YOUR GOAL =>
Check every line below for the word "Backup" and copy each one that has it.

───── GIVEN DATA

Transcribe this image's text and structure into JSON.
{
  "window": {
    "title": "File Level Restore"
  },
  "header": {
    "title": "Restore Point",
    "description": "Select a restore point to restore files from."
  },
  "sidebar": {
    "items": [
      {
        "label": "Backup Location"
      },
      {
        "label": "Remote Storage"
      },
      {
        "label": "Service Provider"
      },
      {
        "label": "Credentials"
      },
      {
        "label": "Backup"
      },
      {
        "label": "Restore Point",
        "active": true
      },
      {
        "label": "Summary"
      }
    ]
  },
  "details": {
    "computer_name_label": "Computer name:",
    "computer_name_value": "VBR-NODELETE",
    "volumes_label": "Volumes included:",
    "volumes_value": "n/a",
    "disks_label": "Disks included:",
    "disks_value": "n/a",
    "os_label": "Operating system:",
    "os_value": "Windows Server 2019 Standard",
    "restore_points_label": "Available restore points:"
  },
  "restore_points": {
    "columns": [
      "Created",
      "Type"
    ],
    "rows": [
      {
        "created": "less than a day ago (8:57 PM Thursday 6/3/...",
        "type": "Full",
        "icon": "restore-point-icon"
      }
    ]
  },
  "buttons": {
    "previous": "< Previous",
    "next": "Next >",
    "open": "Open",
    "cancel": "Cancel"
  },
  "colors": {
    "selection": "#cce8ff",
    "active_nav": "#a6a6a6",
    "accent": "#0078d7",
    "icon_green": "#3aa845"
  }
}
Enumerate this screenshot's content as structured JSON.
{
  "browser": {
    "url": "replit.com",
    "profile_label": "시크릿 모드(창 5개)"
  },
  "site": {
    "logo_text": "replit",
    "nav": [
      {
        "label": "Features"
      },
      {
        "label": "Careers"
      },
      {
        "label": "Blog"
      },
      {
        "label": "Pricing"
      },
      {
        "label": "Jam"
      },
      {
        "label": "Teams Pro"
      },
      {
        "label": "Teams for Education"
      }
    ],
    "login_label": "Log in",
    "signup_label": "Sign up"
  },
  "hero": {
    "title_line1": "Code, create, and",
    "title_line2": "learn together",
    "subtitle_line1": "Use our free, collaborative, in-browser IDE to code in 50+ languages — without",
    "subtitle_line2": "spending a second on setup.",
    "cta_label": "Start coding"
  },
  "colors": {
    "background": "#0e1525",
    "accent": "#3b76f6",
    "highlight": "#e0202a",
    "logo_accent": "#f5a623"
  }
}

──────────

REPLY TO THE EXERCISE =>
        "label": "Backup Location"
        "label": "Backup"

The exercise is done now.